What the exercise asks - Go through the material below and copy all lines with "text".
#### Exercise data ####
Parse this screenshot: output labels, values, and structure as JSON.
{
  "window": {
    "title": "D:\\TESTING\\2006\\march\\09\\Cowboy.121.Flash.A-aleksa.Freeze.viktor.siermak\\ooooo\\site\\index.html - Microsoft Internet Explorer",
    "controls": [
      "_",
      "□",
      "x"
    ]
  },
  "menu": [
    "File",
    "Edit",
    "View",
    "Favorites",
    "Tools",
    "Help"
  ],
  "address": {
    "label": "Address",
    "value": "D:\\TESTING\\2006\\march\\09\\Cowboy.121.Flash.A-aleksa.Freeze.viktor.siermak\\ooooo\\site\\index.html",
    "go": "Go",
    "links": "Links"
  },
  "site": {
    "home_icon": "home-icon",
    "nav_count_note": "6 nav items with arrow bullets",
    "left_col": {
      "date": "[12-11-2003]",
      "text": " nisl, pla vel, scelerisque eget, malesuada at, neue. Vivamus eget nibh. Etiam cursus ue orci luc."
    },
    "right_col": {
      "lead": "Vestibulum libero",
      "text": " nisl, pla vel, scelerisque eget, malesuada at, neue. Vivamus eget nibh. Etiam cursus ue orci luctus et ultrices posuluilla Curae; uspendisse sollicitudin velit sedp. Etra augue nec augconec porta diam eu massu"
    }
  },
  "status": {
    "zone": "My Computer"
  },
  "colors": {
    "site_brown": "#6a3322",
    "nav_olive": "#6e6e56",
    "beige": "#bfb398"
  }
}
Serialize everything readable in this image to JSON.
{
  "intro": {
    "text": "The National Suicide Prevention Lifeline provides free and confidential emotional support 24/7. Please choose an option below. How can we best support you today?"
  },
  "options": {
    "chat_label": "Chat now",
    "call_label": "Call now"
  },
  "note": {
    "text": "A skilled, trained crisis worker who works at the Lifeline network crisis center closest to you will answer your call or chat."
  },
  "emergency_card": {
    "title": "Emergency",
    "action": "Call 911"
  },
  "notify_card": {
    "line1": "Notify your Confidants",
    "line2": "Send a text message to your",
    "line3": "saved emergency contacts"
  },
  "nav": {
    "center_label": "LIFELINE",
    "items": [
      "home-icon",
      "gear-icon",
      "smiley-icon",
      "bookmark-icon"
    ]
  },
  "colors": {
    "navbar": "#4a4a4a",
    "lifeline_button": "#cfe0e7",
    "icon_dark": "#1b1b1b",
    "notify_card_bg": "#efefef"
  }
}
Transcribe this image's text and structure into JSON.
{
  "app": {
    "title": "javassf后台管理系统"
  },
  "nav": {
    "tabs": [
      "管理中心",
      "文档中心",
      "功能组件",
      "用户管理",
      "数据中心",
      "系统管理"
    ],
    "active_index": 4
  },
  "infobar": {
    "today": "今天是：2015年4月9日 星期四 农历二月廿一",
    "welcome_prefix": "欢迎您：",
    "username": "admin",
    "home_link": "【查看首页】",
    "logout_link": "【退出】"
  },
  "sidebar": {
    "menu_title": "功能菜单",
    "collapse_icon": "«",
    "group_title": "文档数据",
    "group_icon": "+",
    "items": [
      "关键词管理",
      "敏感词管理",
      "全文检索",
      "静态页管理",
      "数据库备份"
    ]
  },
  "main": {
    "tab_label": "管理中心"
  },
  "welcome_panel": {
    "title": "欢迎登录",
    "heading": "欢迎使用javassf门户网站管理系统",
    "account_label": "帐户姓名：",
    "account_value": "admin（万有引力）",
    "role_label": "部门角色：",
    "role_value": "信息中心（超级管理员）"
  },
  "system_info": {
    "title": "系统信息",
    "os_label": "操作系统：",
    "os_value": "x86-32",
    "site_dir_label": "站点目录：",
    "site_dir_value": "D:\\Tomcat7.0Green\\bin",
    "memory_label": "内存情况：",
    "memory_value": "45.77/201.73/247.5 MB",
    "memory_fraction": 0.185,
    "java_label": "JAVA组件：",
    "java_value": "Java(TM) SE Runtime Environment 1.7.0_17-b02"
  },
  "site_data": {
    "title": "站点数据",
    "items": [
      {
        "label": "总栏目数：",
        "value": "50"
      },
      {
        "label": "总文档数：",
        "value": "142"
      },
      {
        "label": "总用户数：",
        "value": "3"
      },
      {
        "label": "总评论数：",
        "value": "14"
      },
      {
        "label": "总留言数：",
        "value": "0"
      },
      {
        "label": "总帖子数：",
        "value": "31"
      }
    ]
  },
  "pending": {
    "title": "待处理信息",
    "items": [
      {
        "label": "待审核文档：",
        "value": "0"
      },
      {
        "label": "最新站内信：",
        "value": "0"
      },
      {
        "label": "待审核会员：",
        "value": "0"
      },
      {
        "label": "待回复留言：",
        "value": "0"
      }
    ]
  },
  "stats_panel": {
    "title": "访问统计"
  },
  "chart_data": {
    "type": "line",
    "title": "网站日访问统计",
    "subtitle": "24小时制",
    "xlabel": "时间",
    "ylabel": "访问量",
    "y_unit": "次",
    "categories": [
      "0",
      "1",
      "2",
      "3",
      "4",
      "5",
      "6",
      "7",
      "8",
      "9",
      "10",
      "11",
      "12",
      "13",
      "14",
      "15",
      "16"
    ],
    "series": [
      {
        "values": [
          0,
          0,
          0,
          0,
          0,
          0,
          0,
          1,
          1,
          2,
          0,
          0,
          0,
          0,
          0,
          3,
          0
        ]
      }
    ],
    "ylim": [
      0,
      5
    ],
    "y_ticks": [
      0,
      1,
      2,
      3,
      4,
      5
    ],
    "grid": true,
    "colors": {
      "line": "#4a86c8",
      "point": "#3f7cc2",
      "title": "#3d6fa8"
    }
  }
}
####
Response -
      "text": " nisl, pla vel, scelerisque eget, malesuada at, neue. Vivamus eget nibh. Etiam cursus ue orci luc."
      "text": " nisl, pla vel, scelerisque eget, malesuada at, neue. Vivamus eget nibh. Etiam cursus ue orci luctus et ultrices posuluilla Curae; uspendisse sollicitudin velit sedp. Etra augue nec augconec porta diam eu massu"
    "text": "The National Suicide Prevention Lifeline provides free and confidential emotional support 24/7. Please choose an option below. How can we best support you today?"
    "text": "A skilled, trained crisis worker who works at the Lifeline network crisis center closest to you will answer your call or chat."
    "line2": "Send a text message to your",
Transcribe this image's text and structure into JSON.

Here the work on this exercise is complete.